Flashback: Earl Scruggs and the Byrds Sing Bob Dylan’s ‘You Ain’t Goin’ Nowhere’
When Lester Flatt and Earl Scruggs took the Ryman Auditorium stage with Bill Monroe and His Blue Grass Boys for their first appearance together on the Grand Ole Opry on December 8th, 1945, the moment was a sort of “big bang” for bluegrass. After leaving Monroe, Flatt and Scruggs would spin off into their own band, the Foggy Mountain Boys, performing together until an acrimonious split in early 1969.
With 13-year-old Marty Stuart in his new band, Nashville Grass, Flatt would continue on a more traditional musical path, while Scruggs recruited sons Randy and Gary for the Earl Scruggs Revue, controversially adding electric bass, electric guitar, piano and drums for a more progressive rock-influenced sound. Purists scoffed, but the band found favor with younger audiences, especially on college campuses.
On January 10th, 1971, 48 years ago today, the Earl Scruggs Revue appeared on a PBS special, Earl Scruggs: His Family and Friends, which featured 21-year-old Gary and 17-year-old Randy, along with Bob Dylan, Joan Baez, Doc Watson and Bill Monroe, among others. Also appearing on the program were country-rock pioneers the Byrds, featuring Roger McGuinn, Clarence White, Skip Battin and Gene Parsons. In the above clip from the special, the Byrds join Scruggs and sons on Dylan’s “You Ain’t Goin’ Nowhere,” which the Byrds actually recorded in 1968, three years before Dylan, who eventually included it on a greatest-hits package in late ’71.

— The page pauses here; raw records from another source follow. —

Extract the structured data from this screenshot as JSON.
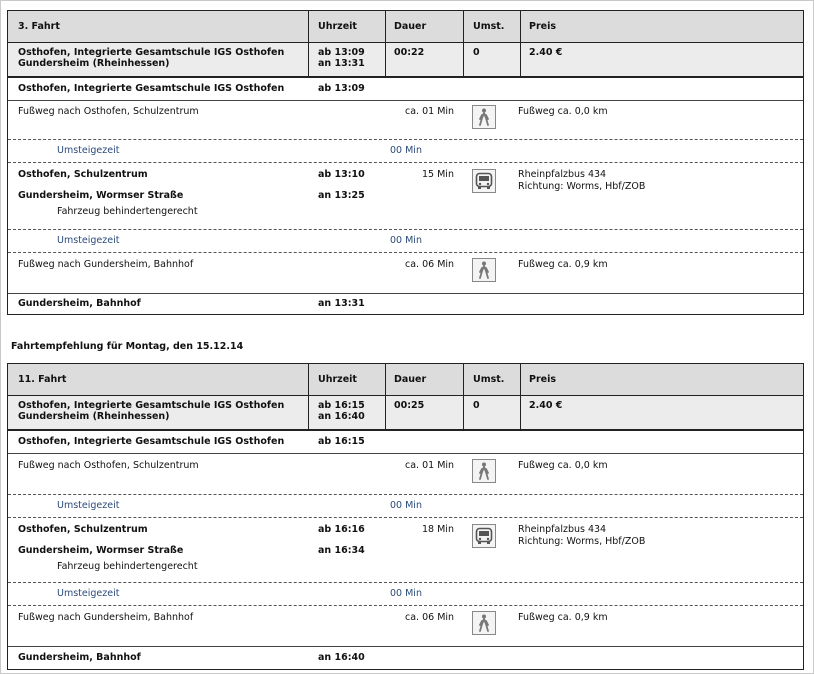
{
  "trip1": {
    "header": {
      "name": "3. Fahrt",
      "time": "Uhrzeit",
      "duration": "Dauer",
      "changes": "Umst.",
      "price": "Preis"
    },
    "summary": {
      "from": "Osthofen, Integrierte Gesamtschule IGS Osthofen",
      "to": "Gundersheim (Rheinhessen)",
      "dep": "ab 13:09",
      "arr": "an 13:31",
      "duration": "00:22",
      "changes": "0",
      "price": "2.40 €"
    },
    "start_stop": "Osthofen, Integrierte Gesamtschule IGS Osthofen",
    "start_time": "ab 13:09",
    "walk1": {
      "text": "Fußweg nach Osthofen, Schulzentrum",
      "duration": "ca. 01 Min",
      "info": "Fußweg ca. 0,0 km"
    },
    "transfer1": {
      "label": "Umsteigezeit",
      "duration": "00 Min"
    },
    "bus": {
      "from": "Osthofen, Schulzentrum",
      "dep": "ab 13:10",
      "duration": "15 Min",
      "line": "Rheinpfalzbus 434",
      "direction": "Richtung: Worms, Hbf/ZOB",
      "to": "Gundersheim, Wormser Straße",
      "arr": "an 13:25",
      "note": "Fahrzeug behindertengerecht"
    },
    "transfer2": {
      "label": "Umsteigezeit",
      "duration": "00 Min"
    },
    "walk2": {
      "text": "Fußweg nach Gundersheim, Bahnhof",
      "duration": "ca. 06 Min",
      "info": "Fußweg ca. 0,9 km"
    },
    "end_stop": "Gundersheim, Bahnhof",
    "end_time": "an 13:31"
  },
  "recommendation": "Fahrtempfehlung für Montag, den 15.12.14",
  "trip2": {
    "header": {
      "name": "11. Fahrt",
      "time": "Uhrzeit",
      "duration": "Dauer",
      "changes": "Umst.",
      "price": "Preis"
    },
    "summary": {
      "from": "Osthofen, Integrierte Gesamtschule IGS Osthofen",
      "to": "Gundersheim (Rheinhessen)",
      "dep": "ab 16:15",
      "arr": "an 16:40",
      "duration": "00:25",
      "changes": "0",
      "price": "2.40 €"
    },
    "start_stop": "Osthofen, Integrierte Gesamtschule IGS Osthofen",
    "start_time": "ab 16:15",
    "walk1": {
      "text": "Fußweg nach Osthofen, Schulzentrum",
      "duration": "ca. 01 Min",
      "info": "Fußweg ca. 0,0 km"
    },
    "transfer1": {
      "label": "Umsteigezeit",
      "duration": "00 Min"
    },
    "bus": {
      "from": "Osthofen, Schulzentrum",
      "dep": "ab 16:16",
      "duration": "18 Min",
      "line": "Rheinpfalzbus 434",
      "direction": "Richtung: Worms, Hbf/ZOB",
      "to": "Gundersheim, Wormser Straße",
      "arr": "an 16:34",
      "note": "Fahrzeug behindertengerecht"
    },
    "transfer2": {
      "label": "Umsteigezeit",
      "duration": "00 Min"
    },
    "walk2": {
      "text": "Fußweg nach Gundersheim, Bahnhof",
      "duration": "ca. 06 Min",
      "info": "Fußweg ca. 0,9 km"
    },
    "end_stop": "Gundersheim, Bahnhof",
    "end_time": "an 16:40"
  },
  "icons": {
    "walk": "pedestrian-icon",
    "bus": "bus-icon"
  }
}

Midway through the clip, Randy Scruggs, who would go on to be an acclaimed picker, songwriter and record producer before his untimely death last April, plays a string-bending acoustic guitar solo as the eldest Scruggs plays banjo in the background in his own distinctive and hugely influential style. The performance, while stretching the boundaries of traditional bluegrass still retains the acoustic feel and multi-part harmonies of classic bluegrass music. In the ensuing years, Earl Scruggs, his sons and his business-minded wife Louise would become a musical dynasty, essential to the growth of the genre not only in the U.S. but throughout the world. Earl Scruggs, who was preceded in death by Louise and their son Steve, died in 2012.
Source : Jon Freeman Link